* [To do]: For the records below, give the number of lines where the string "description" occurs. Include nothing else.

====== Given data

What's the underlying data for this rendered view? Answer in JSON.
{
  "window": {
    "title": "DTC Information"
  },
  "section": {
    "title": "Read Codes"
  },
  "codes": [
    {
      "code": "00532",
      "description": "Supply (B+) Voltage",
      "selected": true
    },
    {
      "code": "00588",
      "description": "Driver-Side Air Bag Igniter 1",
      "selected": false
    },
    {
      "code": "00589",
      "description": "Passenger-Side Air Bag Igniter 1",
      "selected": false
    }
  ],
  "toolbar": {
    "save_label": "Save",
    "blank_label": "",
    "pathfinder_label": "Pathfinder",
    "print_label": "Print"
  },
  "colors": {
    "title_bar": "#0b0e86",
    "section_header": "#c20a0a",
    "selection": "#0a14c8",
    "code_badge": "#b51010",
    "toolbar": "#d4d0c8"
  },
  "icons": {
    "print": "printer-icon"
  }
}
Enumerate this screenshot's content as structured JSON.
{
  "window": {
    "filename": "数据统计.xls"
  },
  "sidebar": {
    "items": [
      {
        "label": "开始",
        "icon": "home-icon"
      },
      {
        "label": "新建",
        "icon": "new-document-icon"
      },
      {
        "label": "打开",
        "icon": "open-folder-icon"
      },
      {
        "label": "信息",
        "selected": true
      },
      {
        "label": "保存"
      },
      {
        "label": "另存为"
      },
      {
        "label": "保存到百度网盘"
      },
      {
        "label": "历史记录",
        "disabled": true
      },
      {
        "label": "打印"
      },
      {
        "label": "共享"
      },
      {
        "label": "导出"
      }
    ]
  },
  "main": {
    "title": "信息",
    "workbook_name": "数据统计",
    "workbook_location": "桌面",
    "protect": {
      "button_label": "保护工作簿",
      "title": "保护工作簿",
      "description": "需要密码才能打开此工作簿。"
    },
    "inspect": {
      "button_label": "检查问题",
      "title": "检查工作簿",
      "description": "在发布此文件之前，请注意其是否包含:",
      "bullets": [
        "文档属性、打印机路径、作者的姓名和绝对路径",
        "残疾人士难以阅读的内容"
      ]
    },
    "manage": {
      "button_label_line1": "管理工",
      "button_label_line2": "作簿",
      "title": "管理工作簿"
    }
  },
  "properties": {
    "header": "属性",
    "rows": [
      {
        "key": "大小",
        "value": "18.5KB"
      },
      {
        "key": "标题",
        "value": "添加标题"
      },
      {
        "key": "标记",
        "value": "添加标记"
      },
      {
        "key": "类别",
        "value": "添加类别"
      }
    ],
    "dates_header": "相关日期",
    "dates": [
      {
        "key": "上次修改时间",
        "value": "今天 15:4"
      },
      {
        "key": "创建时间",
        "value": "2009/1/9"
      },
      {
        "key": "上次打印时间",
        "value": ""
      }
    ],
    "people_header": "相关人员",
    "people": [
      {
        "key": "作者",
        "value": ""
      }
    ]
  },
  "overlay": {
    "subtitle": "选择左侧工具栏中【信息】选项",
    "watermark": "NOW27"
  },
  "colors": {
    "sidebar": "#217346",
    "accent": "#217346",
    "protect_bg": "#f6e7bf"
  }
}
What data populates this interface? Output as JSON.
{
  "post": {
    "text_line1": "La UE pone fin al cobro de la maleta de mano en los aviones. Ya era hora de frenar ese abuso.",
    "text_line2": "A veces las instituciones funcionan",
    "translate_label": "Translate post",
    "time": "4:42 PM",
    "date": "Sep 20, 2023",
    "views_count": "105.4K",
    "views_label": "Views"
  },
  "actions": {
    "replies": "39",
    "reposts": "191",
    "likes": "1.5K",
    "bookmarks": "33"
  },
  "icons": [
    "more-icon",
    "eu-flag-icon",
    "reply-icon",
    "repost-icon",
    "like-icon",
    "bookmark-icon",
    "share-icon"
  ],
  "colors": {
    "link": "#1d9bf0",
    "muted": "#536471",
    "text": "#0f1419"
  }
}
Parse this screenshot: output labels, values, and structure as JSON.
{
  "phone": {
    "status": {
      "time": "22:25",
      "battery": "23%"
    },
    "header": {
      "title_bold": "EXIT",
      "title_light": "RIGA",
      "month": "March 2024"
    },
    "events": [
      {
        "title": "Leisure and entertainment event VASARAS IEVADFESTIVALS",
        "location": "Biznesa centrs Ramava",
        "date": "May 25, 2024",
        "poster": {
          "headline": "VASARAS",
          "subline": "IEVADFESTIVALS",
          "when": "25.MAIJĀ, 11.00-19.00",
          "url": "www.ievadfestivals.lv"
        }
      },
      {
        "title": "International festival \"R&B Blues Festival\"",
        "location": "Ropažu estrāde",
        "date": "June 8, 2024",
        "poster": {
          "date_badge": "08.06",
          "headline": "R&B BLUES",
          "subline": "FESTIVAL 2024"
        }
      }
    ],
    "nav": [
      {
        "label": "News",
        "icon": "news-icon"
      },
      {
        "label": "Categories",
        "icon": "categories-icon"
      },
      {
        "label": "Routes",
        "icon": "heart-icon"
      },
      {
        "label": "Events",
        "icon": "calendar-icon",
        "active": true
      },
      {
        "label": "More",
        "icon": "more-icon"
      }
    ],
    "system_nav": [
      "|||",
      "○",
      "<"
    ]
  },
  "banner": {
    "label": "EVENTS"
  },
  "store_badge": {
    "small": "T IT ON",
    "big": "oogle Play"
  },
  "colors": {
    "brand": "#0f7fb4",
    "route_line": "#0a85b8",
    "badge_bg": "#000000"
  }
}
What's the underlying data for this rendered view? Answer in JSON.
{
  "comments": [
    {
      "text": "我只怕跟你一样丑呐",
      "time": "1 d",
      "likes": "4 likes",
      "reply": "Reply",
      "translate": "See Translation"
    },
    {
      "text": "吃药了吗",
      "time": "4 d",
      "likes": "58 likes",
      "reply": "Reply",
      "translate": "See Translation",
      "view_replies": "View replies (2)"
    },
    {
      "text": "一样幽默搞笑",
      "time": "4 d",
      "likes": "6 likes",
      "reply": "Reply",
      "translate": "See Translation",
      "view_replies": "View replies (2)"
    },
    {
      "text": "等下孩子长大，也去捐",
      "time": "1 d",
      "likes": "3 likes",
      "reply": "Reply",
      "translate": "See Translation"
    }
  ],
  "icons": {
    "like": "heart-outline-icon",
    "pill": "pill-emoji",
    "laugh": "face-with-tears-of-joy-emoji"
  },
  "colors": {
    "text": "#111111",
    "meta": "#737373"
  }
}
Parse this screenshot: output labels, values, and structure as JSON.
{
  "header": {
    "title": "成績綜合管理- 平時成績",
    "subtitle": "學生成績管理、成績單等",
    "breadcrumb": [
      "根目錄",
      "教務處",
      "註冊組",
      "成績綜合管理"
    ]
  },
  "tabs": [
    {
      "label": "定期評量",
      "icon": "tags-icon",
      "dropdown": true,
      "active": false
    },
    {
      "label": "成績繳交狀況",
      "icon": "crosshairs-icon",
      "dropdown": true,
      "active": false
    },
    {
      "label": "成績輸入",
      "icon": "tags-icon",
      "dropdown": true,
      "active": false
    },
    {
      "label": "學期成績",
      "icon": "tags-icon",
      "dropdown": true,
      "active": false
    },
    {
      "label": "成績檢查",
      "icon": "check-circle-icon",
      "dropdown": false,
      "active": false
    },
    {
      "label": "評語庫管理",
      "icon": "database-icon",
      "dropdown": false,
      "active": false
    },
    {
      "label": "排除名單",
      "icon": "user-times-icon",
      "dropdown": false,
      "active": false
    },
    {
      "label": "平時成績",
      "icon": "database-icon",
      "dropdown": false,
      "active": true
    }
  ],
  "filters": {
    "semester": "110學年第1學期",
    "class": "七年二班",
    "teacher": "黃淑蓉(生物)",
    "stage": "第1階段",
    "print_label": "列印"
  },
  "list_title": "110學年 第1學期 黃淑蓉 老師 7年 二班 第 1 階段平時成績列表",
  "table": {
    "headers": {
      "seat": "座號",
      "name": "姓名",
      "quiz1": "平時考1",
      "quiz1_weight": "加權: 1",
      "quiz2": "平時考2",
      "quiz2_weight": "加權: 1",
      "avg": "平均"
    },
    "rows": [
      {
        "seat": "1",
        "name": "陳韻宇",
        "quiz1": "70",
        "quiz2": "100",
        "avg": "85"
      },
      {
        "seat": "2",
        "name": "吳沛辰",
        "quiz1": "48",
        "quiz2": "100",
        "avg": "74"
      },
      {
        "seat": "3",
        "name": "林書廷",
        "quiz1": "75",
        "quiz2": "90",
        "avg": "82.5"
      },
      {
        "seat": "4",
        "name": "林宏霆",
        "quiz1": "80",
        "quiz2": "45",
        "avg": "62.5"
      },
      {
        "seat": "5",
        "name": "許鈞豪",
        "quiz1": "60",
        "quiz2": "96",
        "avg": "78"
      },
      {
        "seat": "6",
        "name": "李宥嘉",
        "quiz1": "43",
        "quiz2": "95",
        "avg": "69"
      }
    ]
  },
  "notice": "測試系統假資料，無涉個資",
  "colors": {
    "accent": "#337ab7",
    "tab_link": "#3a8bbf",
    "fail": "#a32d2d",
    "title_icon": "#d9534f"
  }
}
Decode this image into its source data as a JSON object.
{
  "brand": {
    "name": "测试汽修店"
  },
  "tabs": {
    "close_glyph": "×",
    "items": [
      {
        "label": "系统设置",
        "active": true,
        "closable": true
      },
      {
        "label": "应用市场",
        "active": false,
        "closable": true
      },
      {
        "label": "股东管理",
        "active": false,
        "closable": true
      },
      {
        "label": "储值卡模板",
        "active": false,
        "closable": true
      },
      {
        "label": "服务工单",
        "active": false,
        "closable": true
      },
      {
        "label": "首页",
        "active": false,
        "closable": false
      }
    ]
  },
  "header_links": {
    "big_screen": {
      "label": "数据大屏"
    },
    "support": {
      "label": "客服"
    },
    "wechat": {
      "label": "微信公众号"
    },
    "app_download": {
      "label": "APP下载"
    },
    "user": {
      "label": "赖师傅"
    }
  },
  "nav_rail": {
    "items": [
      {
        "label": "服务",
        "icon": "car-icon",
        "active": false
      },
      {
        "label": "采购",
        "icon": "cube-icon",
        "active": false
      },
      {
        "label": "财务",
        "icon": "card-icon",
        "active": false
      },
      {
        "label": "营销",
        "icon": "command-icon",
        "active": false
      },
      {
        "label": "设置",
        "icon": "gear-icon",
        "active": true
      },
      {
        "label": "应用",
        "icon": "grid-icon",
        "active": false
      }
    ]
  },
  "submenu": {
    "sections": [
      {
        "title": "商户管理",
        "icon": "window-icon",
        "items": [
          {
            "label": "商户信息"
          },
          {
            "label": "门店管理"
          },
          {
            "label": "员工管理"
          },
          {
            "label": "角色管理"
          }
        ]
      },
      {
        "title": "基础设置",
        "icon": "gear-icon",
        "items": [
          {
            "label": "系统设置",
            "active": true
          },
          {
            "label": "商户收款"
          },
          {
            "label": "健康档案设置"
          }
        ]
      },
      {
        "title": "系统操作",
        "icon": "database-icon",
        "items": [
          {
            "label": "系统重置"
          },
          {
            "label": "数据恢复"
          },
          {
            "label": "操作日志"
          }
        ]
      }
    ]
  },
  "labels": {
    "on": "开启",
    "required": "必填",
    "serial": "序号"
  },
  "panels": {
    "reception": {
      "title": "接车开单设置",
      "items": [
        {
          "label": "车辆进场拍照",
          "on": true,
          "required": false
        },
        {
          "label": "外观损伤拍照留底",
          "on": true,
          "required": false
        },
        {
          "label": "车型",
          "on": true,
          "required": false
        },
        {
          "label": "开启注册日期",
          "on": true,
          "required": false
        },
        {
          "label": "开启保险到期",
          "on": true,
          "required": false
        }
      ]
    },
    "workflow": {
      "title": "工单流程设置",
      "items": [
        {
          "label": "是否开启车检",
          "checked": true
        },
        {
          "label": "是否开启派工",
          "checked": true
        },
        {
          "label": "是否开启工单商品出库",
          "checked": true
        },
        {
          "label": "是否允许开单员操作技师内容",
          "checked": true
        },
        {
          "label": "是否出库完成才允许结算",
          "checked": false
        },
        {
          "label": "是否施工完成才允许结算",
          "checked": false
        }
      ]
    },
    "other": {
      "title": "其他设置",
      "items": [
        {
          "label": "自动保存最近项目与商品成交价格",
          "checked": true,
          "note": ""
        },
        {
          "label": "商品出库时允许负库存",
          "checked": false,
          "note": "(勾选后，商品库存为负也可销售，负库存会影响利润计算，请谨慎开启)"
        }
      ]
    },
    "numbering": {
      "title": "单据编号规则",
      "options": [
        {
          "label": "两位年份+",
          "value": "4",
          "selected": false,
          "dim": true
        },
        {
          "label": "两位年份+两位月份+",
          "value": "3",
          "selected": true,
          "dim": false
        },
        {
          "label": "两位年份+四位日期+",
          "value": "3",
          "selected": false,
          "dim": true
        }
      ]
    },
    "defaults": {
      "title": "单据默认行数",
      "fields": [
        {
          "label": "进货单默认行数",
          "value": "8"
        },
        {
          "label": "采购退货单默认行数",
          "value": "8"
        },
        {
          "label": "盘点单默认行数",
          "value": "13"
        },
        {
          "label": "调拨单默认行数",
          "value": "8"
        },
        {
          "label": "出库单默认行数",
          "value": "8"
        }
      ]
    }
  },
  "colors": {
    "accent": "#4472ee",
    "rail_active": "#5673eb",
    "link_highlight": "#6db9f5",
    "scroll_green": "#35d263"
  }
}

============

* [Response]: 5